### WHAT YOU NEED TO DO
Among the records, which lines include "Código"? List them.

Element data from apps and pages

▬▬▬

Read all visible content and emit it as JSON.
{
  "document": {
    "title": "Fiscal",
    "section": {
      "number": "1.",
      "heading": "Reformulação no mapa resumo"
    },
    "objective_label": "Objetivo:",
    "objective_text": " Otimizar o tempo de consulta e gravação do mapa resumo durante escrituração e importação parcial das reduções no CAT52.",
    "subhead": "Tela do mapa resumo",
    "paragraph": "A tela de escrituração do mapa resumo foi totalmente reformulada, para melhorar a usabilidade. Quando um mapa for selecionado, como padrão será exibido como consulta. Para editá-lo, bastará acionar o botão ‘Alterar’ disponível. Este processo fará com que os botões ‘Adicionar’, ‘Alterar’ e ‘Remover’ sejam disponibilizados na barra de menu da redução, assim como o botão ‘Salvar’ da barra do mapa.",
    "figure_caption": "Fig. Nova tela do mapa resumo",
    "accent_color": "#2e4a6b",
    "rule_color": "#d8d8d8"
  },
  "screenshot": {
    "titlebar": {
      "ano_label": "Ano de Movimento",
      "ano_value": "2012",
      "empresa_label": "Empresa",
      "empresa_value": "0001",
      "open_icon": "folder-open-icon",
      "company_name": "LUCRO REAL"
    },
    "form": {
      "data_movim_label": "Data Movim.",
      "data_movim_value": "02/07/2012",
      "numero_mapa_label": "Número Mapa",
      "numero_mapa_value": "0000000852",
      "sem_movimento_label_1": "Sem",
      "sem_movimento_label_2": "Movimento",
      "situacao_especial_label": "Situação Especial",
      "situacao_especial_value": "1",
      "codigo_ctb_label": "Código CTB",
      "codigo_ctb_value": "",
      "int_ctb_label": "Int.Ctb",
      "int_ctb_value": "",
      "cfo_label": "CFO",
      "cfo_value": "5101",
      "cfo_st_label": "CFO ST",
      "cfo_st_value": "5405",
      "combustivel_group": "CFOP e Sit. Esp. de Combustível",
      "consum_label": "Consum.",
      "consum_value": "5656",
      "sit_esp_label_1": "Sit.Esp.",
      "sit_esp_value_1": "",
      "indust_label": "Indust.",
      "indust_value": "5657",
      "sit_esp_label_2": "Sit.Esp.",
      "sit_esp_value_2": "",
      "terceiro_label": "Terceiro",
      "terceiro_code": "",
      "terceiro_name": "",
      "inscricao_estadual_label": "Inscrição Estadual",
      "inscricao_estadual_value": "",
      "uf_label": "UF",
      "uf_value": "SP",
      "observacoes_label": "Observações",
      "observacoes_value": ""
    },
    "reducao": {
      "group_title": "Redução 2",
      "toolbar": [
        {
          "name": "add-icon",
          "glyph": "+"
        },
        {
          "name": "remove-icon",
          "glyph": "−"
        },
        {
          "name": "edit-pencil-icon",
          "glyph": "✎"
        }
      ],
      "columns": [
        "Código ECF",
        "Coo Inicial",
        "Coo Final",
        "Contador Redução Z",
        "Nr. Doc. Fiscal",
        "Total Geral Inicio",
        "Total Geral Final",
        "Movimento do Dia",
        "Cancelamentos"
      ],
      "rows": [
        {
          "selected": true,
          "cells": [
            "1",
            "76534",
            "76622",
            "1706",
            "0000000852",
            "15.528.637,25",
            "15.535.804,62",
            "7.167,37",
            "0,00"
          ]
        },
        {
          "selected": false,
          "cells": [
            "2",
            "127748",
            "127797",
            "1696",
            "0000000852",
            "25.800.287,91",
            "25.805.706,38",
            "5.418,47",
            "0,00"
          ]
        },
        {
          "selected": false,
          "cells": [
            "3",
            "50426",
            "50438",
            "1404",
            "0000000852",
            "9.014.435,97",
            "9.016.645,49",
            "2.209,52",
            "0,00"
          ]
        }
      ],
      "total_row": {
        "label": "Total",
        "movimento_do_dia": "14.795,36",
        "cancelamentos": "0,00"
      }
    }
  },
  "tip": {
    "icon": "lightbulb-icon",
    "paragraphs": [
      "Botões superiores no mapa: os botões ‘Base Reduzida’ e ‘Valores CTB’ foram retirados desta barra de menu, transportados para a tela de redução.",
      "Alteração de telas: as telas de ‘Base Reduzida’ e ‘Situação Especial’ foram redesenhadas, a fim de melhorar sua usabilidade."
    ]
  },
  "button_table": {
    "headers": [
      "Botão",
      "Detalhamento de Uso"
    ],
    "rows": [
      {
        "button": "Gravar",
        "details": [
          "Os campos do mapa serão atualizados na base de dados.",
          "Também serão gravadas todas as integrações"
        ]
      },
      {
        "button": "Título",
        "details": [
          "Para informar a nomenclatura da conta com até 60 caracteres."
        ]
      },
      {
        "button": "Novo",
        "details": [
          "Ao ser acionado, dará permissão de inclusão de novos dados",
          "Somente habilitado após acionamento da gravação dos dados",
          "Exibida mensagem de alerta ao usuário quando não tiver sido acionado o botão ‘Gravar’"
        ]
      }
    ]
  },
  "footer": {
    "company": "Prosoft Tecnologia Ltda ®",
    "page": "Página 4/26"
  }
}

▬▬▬

### EXERCISE OUTPUT
      "codigo_ctb_label": "Código CTB",
        "Código ECF",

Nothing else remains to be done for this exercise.